He was wide open deep in enemy territory, or so he thought. But as soon as he reached around to take a shot, junior lacrosse player Peter Gold got slashed on the side of his body by an opposing player and hit his head on the ground, hard.
“I spin around, and while I was spinning another opposing player smacks me pretty hard,” Gold said. “I fall to the ground and then another player falls onto my head, pancaking my head to the ground. I was instantly in another dimension. I quickly saw the stars, and I got up pretty quickly. I walked off the field, in which I believe was my adrenaline that carried me to the bench. But once I sat down I couldn’t stand up for at least 30 minutes, and the trainer proceeded to declare my concussion.”
“My current concussion has forced me to stay in a dark room for most of the day. I can’t stand light. I can’t stand noise. I am slow to answer questions. I am constantly nauseous. It’s pretty depressing.”
Varsity Lacrosse Player Peter Gold
When involved in a contact sport, there is a high possibility of getting injured, although the “contact” part of the sport — whether it is football, basketball or soccer — is sometimes a contributing factor to the appeal of the game. Concussions can occur in traditional contact sports but can also occur in non-traditional ones.
Oftentimes, concussions happen when a hit to the body is the least expected; when the body is not prepared for contact, an athlete is more likely to be severely injured.
Junior Keenan Laurence was playing lacrosse his freshman year and received a severe concussion, which led to an academic and athletic downfall. He was out for the rest of the season as well as the rest of the school year, and was not able to do anything but rest.
Because of the harsh effects of concussions, the majority of students and coaches involved in contact sports are aware of its consequences and how detrimental it can be to not only the students’ health, but also their lives beyond the sport. Severe concussions may result in longer lasting effects that may impact a students’ academic abilities too. Gold believes that his concussion has limited his capabilities in many ways.
“My current concussion has forced me to stay in a dark room for most of the day,” Gold said. “I can’t stand light. I can’t stand noise. I am slow to answer questions. I am constantly nauseous. It’s pretty depressing.”
In many cases, the worst part of having a bruised brain is that the symptoms are not always easily diagnosed.
In the long run, it is better to play it safe than to risk potentially having permanent brain damage.

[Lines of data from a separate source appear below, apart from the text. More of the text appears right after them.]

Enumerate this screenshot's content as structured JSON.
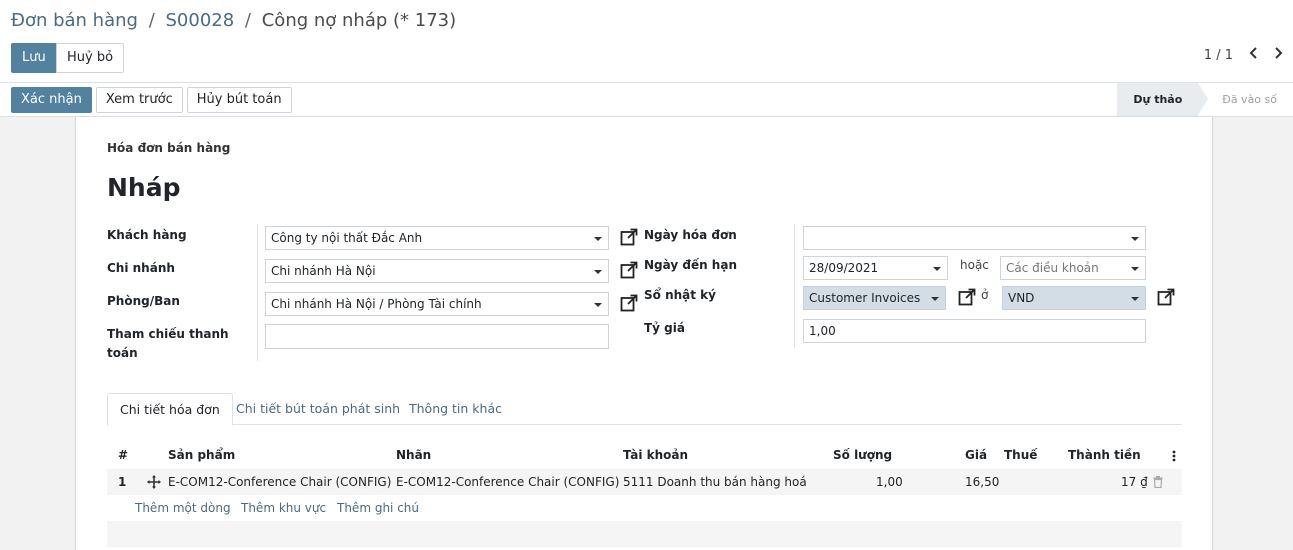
{
  "breadcrumb": {
    "parent": "Đơn bán hàng",
    "sep1": "/",
    "order": "S00028",
    "sep2": "/",
    "current": "Công nợ nháp (* 173)"
  },
  "actions": {
    "save": "Lưu",
    "discard": "Huỷ bỏ"
  },
  "pager": {
    "value": "1 / 1"
  },
  "statusbar": {
    "buttons": [
      "Xác nhận",
      "Xem trước",
      "Hủy bút toán"
    ],
    "stages": [
      {
        "label": "Dự thảo",
        "active": true
      },
      {
        "label": "Đã vào số",
        "active": false
      }
    ]
  },
  "form": {
    "doc_type": "Hóa đơn bán hàng",
    "title": "Nháp",
    "left": {
      "customer_label": "Khách hàng",
      "customer_value": "Công ty nội thất Đắc Anh",
      "branch_label": "Chi nhánh",
      "branch_value": "Chi nhánh Hà Nội",
      "dept_label": "Phòng/Ban",
      "dept_value": "Chi nhánh Hà Nội / Phòng Tài chính",
      "ref_label_1": "Tham chiếu thanh",
      "ref_label_2": "toán",
      "ref_value": ""
    },
    "right": {
      "invoice_date_label": "Ngày hóa đơn",
      "invoice_date_value": "",
      "due_date_label": "Ngày đến hạn",
      "due_date_value": "28/09/2021",
      "or_label": "hoặc",
      "terms_placeholder": "Các điều khoản",
      "journal_label": "Sổ nhật ký",
      "journal_value": "Customer Invoices",
      "in_label": "ở",
      "currency_value": "VND",
      "rate_label": "Tỷ giá",
      "rate_value": "1,00"
    }
  },
  "tabs": [
    "Chi tiết hóa đơn",
    "Chi tiết bút toán phát sinh",
    "Thông tin khác"
  ],
  "table": {
    "headers": {
      "num": "#",
      "product": "Sản phẩm",
      "label": "Nhãn",
      "account": "Tài khoản",
      "qty": "Số lượng",
      "price": "Giá",
      "tax": "Thuế",
      "subtotal": "Thành tiền"
    },
    "rows": [
      {
        "num": "1",
        "product": "E-COM12-Conference Chair (CONFIG)",
        "label": "E-COM12-Conference Chair (CONFIG)",
        "account": "5111 Doanh thu bán hàng hoá",
        "qty": "1,00",
        "price": "16,50",
        "tax": "",
        "subtotal": "17 ₫"
      }
    ],
    "add_links": [
      "Thêm một dòng",
      "Thêm khu vực",
      "Thêm ghi chú"
    ]
  },
  "colors": {
    "primary": "#52829f",
    "link": "#4a6b82"
  }
}
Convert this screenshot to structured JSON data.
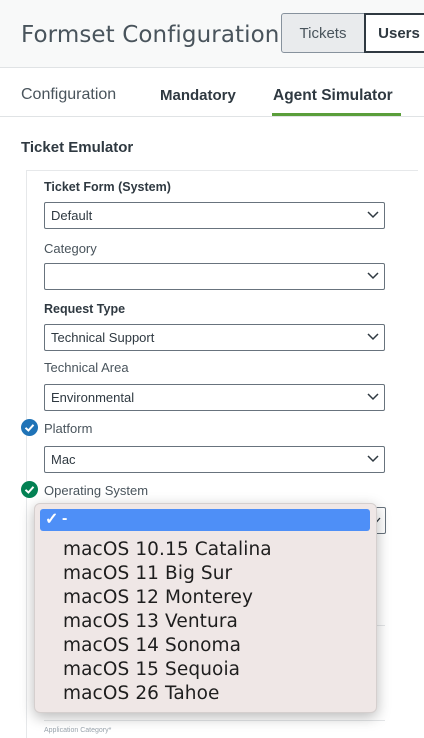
{
  "header": {
    "title": "Formset Configuration",
    "buttons": {
      "tickets": "Tickets",
      "users": "Users"
    }
  },
  "tabs": [
    {
      "label": "Configuration"
    },
    {
      "label": "Mandatory"
    },
    {
      "label": "Agent Simulator",
      "active": true
    }
  ],
  "section": {
    "title": "Ticket Emulator"
  },
  "fields": {
    "ticket_form": {
      "label": "Ticket Form (System)",
      "value": "Default"
    },
    "category": {
      "label": "Category",
      "value": ""
    },
    "request_type": {
      "label": "Request Type",
      "value": "Technical Support"
    },
    "technical_area": {
      "label": "Technical Area",
      "value": "Environmental"
    },
    "platform": {
      "label": "Platform",
      "value": "Mac"
    },
    "operating_system": {
      "label": "Operating System"
    }
  },
  "dropdown": {
    "selected": "-",
    "options": [
      "macOS 10.15 Catalina",
      "macOS 11  Big Sur",
      "macOS 12 Monterey",
      "macOS 13 Ventura",
      "macOS 14 Sonoma",
      "macOS 15 Sequoia",
      "macOS 26 Tahoe"
    ]
  },
  "footer_hint": "Application Category*",
  "colors": {
    "accent_tab": "#5a9e3a",
    "check_platform": "#1f73b7",
    "check_os": "#038153",
    "dropdown_highlight": "#4e8ff7"
  }
}
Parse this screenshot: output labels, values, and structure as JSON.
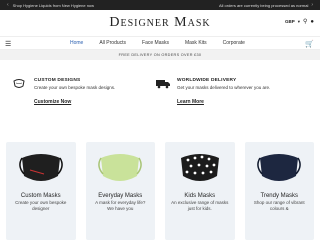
{
  "topbar": {
    "left_text": "Shop Hygiene Liquids from New Hygiene now",
    "right_text": "All orders are currently being processed as normal"
  },
  "header": {
    "logo": "Designer Mask",
    "currency": "GBP"
  },
  "nav": {
    "items": [
      {
        "label": "Home",
        "active": true
      },
      {
        "label": "All Products"
      },
      {
        "label": "Face Masks"
      },
      {
        "label": "Mask Kits"
      },
      {
        "label": "Corporate"
      }
    ]
  },
  "delivery_banner": "FREE DELIVERY ON ORDERS OVER £30",
  "features": [
    {
      "icon": "mask-icon",
      "title": "CUSTOM DESIGNS",
      "desc": "Create your own bespoke mask designs.",
      "link": "Customize Now"
    },
    {
      "icon": "delivery-truck-icon",
      "title": "WORLDWIDE DELIVERY",
      "desc": "Get your masks delivered to wherever you are.",
      "link": "Learn More"
    }
  ],
  "products": [
    {
      "name": "Custom Masks",
      "sub": "Create your own bespoke designer",
      "color": "#1f1f1f"
    },
    {
      "name": "Everyday Masks",
      "sub": "A mask for everyday life? We have you",
      "color": "#c9e29a"
    },
    {
      "name": "Kids Masks",
      "sub": "An exclusive range of masks just for kids.",
      "color": "#1c1c1c"
    },
    {
      "name": "Trendy Masks",
      "sub": "Shop our range of vibrant colours &",
      "color": "#1d2740"
    }
  ]
}
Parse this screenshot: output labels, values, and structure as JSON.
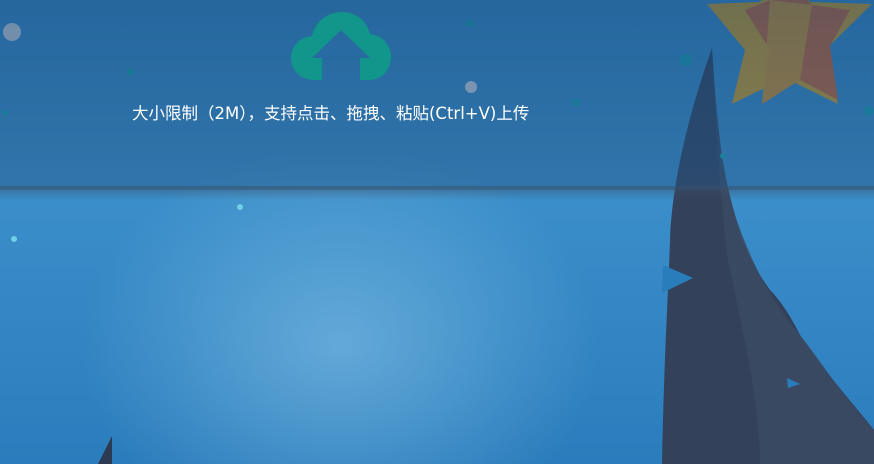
{
  "upload": {
    "icon": "cloud-upload-icon",
    "hint": "大小限制（2M），支持点击、拖拽、粘贴(Ctrl+V)上传"
  },
  "colors": {
    "icon": "#12958a",
    "upload_zone": "#245a8a",
    "background": "#3b8fca",
    "star_front": "#e9b21c",
    "star_back": "#dc6a22",
    "rock": "#2f3d55"
  }
}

With a concussion, athletes are oftentimes fully conscious and are eager to go back into the game.
This feeling can be frustrating for many athletes, because having the drive to compete and desire to win, but being pulled out of a game, is never a pleasant experience.
“It’s extremely frustrating when you work the entire reason as well as preseason to get to the championships, which we were bound to go to [but don’t get to play],” Gold said. “Being taken out of a non-league game especially is extremely frustrating. I played three games prior to that one, and I was already feeling tired, but when I got hit in the head I thought, ‘Geez, that’s my entire season right there, all in just a second: gone.’”
On some occasions, athletes feel the need to hide the fact that they are injured. Athletes do not want to abandon their team, and fear being forced to sit out for long periods of time. They often do not want to face the reality of the concussion.
However, according to Kidshealth.org, “continuing to play if you have an injury can make that injury worse. A small stress fracture that might have healed quickly can grow into a more serious, more painful fracture that will take longer to heal. Returning to play too soon after a concussion can increase your risk of serious brain injury.”
Although some athletes might feel the need to play after receiving a potential concussion or injury, according to varsity lacrosse coach DJ Shelton, under no circumstances do Paly coaches ever condone this kind of behavior.
Essentially, in the long run, it is better to play it safe than to take the risk of potentially having permanent brain damage.
Athletes are becoming increasingly aware of the possibilities of being injured and how it can worsen brain injuries, affecting them negatively.
Even still, athletes need to continue to take care of their bodies and take their health and well-being very seriously.
“I always pull players off the field even if they don’t want to and check before putting them back in,” Shelton said. “It’s not worth the risk, because winning a game is not worth the possible brain damage. I don’t make it a discussion. I just make it clear. Whenever heavy head contact is made, even if they say they’re fine, there might be symptoms, even ones they’re not aware of.”